“So, you’re saying it should be left up to each individual to make that decision?” Walt asks.
“Not necessarily. In fact it’s actually where I see the benefit of Bob’s Church. Its teaching comes from its central authority and is constantly reevaluated and refined. And while the faithful must understand and respect that teaching, latitude is given to one’s conscience. I think that’s better than everyone independently making up their own mind about an issue.”
“That’s why the church exists, Walt,” the priest says softly. “Not to exercise power, but to teach. To set a standard of moral order with a unified and universal position. To interpret the Scriptures in light of the world in which we live.”

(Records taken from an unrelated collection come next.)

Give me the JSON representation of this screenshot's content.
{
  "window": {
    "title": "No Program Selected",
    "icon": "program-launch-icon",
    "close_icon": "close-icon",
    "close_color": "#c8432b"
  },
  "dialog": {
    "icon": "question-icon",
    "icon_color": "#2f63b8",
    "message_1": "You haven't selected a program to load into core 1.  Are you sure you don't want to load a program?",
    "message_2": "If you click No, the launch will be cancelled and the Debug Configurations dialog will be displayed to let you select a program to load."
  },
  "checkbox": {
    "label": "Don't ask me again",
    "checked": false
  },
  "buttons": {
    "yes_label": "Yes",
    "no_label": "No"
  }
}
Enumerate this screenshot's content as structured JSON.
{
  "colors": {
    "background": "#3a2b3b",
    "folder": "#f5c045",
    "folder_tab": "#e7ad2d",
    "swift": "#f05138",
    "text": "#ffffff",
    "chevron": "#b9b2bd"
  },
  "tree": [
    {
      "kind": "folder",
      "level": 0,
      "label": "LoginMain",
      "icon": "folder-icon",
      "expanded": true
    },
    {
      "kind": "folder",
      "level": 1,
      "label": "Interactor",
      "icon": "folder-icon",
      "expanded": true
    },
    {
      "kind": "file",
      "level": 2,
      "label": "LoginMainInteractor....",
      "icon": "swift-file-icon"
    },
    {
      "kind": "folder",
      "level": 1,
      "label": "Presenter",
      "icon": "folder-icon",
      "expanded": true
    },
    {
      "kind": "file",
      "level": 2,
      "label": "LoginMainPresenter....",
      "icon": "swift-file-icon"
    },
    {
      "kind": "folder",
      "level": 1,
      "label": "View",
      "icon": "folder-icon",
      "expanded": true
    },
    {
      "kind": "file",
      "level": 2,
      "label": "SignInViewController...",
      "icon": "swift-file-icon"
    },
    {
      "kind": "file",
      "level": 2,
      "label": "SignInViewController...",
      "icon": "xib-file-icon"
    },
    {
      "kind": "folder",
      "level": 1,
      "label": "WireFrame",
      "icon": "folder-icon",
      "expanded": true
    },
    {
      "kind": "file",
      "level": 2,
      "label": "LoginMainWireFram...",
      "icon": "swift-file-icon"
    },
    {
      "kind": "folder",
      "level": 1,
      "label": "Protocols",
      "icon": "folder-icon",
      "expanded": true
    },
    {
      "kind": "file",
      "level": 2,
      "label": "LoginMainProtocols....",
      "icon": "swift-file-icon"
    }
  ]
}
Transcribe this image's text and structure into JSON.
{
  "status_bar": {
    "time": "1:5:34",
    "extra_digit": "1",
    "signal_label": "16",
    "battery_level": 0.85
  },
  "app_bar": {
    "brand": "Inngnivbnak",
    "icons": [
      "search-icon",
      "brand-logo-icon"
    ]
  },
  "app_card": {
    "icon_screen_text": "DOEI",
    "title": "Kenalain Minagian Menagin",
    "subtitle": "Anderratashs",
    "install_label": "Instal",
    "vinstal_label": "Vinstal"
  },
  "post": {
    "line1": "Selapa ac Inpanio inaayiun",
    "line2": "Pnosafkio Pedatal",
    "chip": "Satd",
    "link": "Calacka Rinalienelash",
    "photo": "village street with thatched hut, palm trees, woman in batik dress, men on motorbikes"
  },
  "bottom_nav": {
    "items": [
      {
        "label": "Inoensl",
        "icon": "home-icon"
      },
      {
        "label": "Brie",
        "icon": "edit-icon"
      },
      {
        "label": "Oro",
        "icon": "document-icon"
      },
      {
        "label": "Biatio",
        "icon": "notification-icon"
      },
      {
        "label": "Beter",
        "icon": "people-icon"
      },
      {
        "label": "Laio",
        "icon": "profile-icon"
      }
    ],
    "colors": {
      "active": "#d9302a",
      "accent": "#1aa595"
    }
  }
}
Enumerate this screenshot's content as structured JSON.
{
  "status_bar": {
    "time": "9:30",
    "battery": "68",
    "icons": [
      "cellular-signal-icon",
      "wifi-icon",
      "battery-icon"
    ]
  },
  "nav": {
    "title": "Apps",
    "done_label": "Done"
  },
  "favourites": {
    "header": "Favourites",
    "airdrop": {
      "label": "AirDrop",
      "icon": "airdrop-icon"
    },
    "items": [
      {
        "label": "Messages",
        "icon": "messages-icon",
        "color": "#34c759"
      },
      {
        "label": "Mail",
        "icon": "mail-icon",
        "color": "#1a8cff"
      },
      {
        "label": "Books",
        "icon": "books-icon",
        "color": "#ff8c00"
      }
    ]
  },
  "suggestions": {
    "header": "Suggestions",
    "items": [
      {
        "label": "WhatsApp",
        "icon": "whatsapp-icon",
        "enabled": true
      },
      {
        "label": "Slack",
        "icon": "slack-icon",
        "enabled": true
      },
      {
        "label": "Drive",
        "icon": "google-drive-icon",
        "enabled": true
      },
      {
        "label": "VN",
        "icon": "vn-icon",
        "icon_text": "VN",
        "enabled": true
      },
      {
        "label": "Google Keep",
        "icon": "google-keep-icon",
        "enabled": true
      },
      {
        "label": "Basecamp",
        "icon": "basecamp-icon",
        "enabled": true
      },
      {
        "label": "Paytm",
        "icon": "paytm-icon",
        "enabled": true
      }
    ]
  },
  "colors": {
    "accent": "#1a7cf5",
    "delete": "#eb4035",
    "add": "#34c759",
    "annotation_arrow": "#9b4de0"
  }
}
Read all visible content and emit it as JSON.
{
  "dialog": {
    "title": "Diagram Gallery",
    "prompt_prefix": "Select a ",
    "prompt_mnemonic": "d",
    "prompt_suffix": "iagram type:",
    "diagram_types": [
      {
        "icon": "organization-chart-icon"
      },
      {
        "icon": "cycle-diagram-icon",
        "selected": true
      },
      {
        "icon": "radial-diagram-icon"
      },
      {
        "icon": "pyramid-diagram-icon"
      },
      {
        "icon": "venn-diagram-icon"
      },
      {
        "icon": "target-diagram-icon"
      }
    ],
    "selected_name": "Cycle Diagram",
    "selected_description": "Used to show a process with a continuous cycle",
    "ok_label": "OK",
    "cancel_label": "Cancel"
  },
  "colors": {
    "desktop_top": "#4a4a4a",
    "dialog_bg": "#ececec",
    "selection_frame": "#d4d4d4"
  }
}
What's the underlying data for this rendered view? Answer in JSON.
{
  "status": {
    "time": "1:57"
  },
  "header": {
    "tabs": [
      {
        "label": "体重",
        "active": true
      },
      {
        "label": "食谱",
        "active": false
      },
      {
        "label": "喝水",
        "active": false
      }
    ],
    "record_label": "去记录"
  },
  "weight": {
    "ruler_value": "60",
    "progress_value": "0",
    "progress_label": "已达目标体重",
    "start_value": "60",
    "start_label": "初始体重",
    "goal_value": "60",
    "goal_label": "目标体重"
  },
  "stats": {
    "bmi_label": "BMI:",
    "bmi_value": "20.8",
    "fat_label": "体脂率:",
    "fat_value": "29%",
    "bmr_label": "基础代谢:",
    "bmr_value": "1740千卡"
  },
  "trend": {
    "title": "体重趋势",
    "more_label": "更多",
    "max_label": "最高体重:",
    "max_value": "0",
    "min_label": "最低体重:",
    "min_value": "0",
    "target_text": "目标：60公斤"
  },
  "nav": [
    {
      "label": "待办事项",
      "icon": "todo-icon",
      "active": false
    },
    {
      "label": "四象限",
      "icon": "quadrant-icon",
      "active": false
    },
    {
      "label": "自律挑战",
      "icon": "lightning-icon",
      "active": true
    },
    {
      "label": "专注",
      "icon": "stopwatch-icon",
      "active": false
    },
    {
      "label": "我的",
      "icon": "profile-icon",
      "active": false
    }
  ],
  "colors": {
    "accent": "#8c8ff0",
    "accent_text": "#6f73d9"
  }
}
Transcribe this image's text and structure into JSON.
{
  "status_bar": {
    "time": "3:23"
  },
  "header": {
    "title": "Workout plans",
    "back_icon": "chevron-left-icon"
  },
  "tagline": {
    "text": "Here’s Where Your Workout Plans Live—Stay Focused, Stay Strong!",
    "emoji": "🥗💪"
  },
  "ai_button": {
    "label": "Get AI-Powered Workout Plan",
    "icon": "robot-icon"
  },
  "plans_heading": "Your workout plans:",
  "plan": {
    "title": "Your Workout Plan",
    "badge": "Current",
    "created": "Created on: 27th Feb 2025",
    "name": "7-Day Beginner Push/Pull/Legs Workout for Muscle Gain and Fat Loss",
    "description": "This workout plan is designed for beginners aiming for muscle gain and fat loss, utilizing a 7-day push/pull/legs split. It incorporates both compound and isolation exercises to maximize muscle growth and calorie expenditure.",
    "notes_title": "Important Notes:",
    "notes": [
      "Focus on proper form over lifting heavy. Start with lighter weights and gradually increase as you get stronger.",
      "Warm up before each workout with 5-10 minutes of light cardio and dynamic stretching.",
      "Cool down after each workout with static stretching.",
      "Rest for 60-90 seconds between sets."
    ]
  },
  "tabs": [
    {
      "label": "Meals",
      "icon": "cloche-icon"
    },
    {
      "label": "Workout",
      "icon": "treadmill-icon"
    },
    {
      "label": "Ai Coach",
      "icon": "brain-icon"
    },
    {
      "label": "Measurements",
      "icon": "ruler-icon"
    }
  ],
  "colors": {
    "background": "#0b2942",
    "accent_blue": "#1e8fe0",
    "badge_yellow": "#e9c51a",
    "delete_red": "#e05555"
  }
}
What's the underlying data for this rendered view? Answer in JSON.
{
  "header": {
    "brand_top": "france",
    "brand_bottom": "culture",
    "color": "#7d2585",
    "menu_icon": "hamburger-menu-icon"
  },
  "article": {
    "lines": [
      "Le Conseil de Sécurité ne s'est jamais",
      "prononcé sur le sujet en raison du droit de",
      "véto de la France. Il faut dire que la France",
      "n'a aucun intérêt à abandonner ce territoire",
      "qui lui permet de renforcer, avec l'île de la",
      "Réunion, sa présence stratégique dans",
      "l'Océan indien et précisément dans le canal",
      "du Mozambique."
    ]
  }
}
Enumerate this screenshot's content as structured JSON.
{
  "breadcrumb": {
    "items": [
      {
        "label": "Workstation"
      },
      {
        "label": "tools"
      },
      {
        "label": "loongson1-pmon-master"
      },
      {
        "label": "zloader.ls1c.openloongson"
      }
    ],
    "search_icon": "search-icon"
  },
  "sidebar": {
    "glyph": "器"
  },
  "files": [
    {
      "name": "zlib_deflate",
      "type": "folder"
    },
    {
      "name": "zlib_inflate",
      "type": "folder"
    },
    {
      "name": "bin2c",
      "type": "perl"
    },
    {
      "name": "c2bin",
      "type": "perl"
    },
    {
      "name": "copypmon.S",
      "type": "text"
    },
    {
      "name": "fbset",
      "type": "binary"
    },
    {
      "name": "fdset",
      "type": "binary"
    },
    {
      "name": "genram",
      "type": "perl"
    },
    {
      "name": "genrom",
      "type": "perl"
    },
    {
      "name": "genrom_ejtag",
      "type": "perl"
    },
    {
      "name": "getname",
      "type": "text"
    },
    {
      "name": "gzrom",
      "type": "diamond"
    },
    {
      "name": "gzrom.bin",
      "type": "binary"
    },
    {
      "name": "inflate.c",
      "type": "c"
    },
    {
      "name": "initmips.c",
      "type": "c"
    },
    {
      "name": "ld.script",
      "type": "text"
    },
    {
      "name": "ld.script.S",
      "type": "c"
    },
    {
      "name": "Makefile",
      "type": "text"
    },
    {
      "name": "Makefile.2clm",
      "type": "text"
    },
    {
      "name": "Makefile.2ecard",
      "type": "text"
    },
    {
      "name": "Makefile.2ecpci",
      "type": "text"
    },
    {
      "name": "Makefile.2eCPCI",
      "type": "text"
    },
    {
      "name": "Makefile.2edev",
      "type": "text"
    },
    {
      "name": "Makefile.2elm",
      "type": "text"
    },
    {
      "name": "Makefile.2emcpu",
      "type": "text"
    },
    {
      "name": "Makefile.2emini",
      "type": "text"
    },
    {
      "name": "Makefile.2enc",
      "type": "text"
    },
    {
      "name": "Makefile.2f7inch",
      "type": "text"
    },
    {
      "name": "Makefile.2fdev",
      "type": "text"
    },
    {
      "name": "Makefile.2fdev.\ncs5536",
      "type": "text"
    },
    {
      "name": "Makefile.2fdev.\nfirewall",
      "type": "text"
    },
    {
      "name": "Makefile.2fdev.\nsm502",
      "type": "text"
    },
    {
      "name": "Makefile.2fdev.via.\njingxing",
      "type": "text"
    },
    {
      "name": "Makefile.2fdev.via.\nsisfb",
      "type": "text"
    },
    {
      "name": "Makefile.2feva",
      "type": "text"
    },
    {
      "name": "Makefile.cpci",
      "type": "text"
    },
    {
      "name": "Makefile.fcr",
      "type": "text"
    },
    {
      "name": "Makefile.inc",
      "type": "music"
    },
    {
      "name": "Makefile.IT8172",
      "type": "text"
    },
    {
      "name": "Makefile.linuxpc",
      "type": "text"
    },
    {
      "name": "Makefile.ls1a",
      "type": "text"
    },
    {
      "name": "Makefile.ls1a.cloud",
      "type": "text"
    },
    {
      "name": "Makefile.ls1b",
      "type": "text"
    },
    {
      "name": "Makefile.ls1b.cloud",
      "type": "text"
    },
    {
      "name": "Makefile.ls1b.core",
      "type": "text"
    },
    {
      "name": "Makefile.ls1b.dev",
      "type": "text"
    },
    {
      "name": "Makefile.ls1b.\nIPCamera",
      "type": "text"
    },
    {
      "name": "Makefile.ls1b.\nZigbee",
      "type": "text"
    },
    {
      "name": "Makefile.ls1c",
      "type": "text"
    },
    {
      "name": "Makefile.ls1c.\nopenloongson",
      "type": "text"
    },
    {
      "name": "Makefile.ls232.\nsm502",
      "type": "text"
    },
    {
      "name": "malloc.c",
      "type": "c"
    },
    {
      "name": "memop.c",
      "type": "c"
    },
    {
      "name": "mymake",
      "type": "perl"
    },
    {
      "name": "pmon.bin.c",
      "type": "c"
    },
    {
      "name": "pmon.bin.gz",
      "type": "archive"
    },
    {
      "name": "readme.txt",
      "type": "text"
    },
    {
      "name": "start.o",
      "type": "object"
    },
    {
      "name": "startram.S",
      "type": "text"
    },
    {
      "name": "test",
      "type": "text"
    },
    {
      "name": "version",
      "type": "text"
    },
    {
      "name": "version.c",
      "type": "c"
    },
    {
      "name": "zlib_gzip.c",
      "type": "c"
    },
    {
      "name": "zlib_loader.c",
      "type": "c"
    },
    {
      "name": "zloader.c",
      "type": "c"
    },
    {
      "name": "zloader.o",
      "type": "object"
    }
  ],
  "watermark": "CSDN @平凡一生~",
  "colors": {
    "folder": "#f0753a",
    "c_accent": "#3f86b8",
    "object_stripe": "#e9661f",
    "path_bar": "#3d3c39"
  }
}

“But still, doesn’t it scare you, that you are asking to be judged in the same manner you judge others?” Rabbi Josh asks.
“Yea, Rabbi, I see your point,” Walt says. And it’s an awfully good one …
… Funny how such a little word can send chills down your spine.”
Where does divine mercy end and divine justice begin? For the Christian, from the Lord’s own lips comes the possibility that our individual salvation may depend on how we judge and forgive others.
How strict will Christ be in His judgment? Do his words suggest that there has to be something more than just a simple acceptance of Him as Lord and Savior, or participation in religious rites and ceremonies? And, when you look around, do you get the nagging feeling that many who say they are relying on God’s mercy, are really hoping for a case of Divine amnesia? You perhaps?
“Not everyone who says ‘Lord, Lord’ will enter the kingdom of Heaven …
… only those who do the will of the Father.”
Thinkaboutit … I’m Tony Baggz.
Copyright ©2012 Tres Angeli Publishing LLC